In September, councillors voted to initiate an amendment to the Local Government and Public Property Local Law, which was finalised last month.
“It has been gazetted and it is now in effect,” Mr Tidy said.
He said the next stage was to make the determination to prohibit the activity, which councillors approved 10-1, with Cr John Chester voting against.
This will be advertised for 21 days, returning to the council to consider any submissions made.
“It sounds like a very long, convoluted process but unfortunately it’s the process we have,” Mr Tidy said.
Spine and Limb Foundation manager Joe Tuson continues to disagree with the council’s decision.
He said the City’s alternative collection methods, which include clothing collection days, were not economically viable.
“The first clothing collection day collected 2900kg at a cost to the City’s ratepayers of $5800 or about $2 per kilogram,” he said.
“In contrast, the administration cost for the reporting of vandalised bin sites for an entire 12-month period was $2100.
“Spine and Limb Foundation collect 192,000kg of clothing from its bins during the same period on council land at a cost of merely 1.1c per kilogram.”
He also said the volume of collected items using the alternative methods were not large enough.
“When you do something that’s contemporary and innovative and a first, there is always a starting point,” Mr Pickard said.
“We commenced our first collection day which was successful and it will only go one direction from here and that is up.”
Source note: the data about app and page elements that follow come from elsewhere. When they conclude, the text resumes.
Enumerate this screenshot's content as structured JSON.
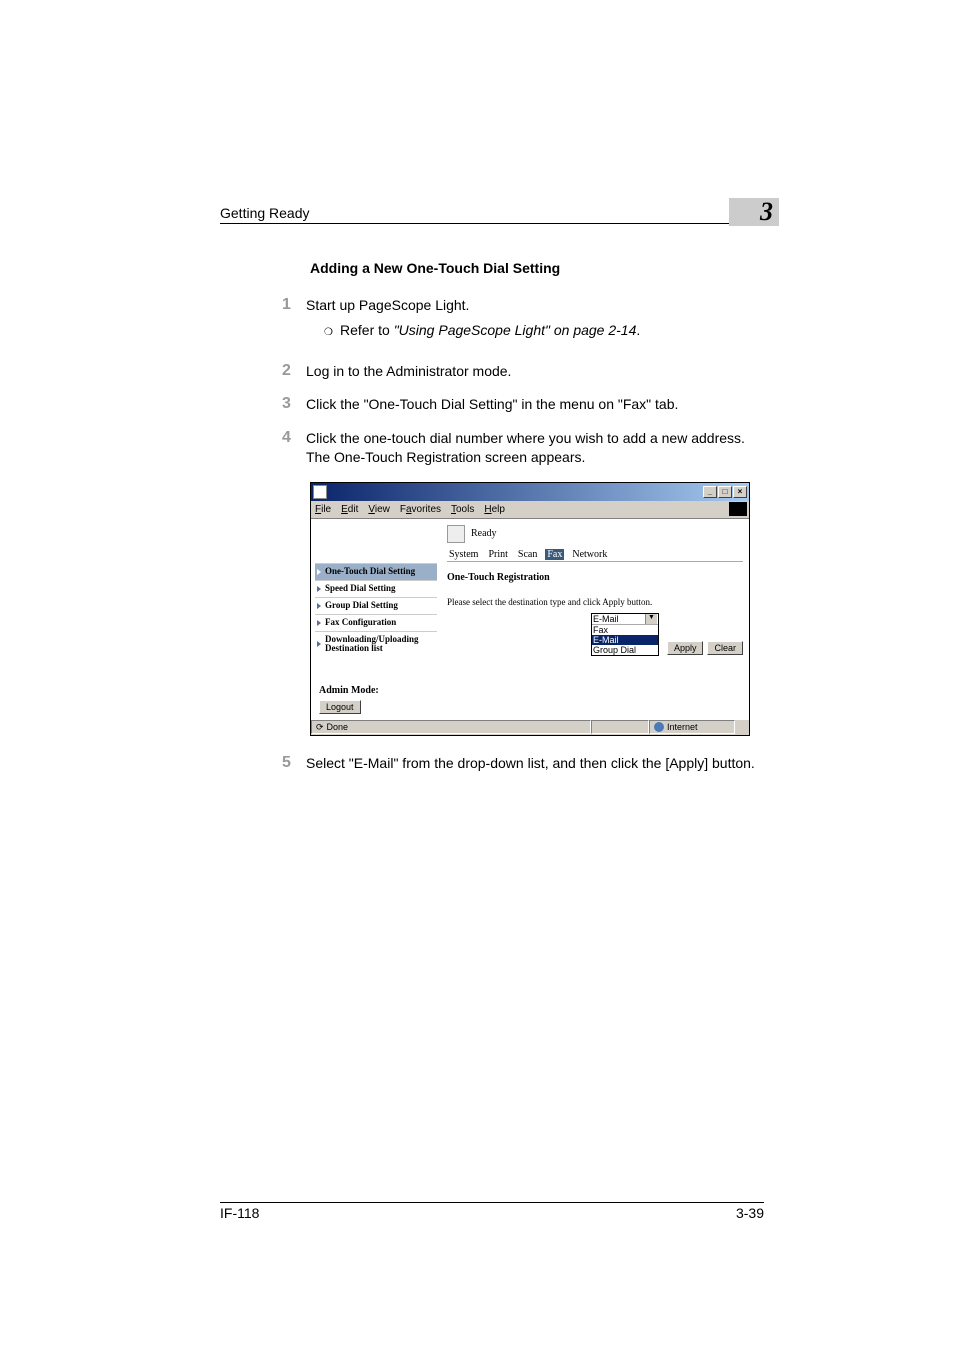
{
  "header": {
    "running_head": "Getting Ready",
    "chapter_number": "3"
  },
  "section_title": "Adding a New One-Touch Dial Setting",
  "steps": [
    {
      "num": "1",
      "text": "Start up PageScope Light.",
      "sub": {
        "prefix": "Refer to ",
        "italic": "\"Using PageScope Light\" on page 2-14",
        "suffix": "."
      }
    },
    {
      "num": "2",
      "text": "Log in to the Administrator mode."
    },
    {
      "num": "3",
      "text": "Click the \"One-Touch Dial Setting\" in the menu on \"Fax\" tab."
    },
    {
      "num": "4",
      "text": "Click the one-touch dial number where you wish to add a new address. The One-Touch Registration screen appears."
    },
    {
      "num": "5",
      "text": "Select \"E-Mail\" from the drop-down list, and then click the [Apply] button."
    }
  ],
  "screenshot": {
    "menubar": [
      "File",
      "Edit",
      "View",
      "Favorites",
      "Tools",
      "Help"
    ],
    "sidebar_items": [
      {
        "label": "One-Touch Dial Setting",
        "active": true
      },
      {
        "label": "Speed Dial Setting",
        "active": false
      },
      {
        "label": "Group Dial Setting",
        "active": false
      },
      {
        "label": "Fax Configuration",
        "active": false
      },
      {
        "label": "Downloading/Uploading Destination list",
        "active": false
      }
    ],
    "admin_mode_label": "Admin Mode:",
    "logout_label": "Logout",
    "status_text": "Ready",
    "tabs": [
      "System",
      "Print",
      "Scan",
      "Fax",
      "Network"
    ],
    "active_tab": "Fax",
    "content_title": "One-Touch Registration",
    "content_instruction": "Please select the destination type and click Apply button.",
    "select_options": [
      "E-Mail",
      "Fax",
      "E-Mail",
      "Group Dial"
    ],
    "buttons": {
      "apply": "Apply",
      "clear": "Clear"
    },
    "statusbar": {
      "done": "Done",
      "internet": "Internet"
    }
  },
  "footer": {
    "product": "IF-118",
    "page_number": "3-39"
  }
}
The City has set up a working group with representatives of the Salvation Army, St Vincent de Paul and Anglicare to look at more alternative strategies to collect donations.